Show every line of the data that contains the string "link".
**** Source material ****
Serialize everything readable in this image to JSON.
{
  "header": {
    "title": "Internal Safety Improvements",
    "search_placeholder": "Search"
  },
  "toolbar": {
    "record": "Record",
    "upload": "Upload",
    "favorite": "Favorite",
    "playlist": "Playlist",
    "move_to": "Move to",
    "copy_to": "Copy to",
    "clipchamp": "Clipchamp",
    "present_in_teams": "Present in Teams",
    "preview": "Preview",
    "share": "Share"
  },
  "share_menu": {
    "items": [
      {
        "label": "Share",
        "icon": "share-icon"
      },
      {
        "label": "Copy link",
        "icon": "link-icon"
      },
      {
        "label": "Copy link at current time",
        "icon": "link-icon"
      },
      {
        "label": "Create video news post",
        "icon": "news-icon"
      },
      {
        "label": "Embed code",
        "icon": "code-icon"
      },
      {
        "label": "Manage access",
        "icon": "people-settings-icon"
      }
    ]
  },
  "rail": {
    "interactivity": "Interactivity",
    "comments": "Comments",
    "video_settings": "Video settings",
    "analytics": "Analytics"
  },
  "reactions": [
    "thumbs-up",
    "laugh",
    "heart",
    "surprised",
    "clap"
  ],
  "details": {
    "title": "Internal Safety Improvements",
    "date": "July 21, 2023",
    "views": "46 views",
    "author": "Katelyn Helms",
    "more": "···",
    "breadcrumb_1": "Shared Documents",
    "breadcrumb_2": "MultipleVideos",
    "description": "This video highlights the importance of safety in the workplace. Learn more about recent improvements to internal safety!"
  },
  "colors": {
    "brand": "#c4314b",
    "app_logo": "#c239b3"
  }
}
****
**Exercise answer:**
        "label": "Copy link",
        "icon": "link-icon"
        "label": "Copy link at current time",
        "icon": "link-icon"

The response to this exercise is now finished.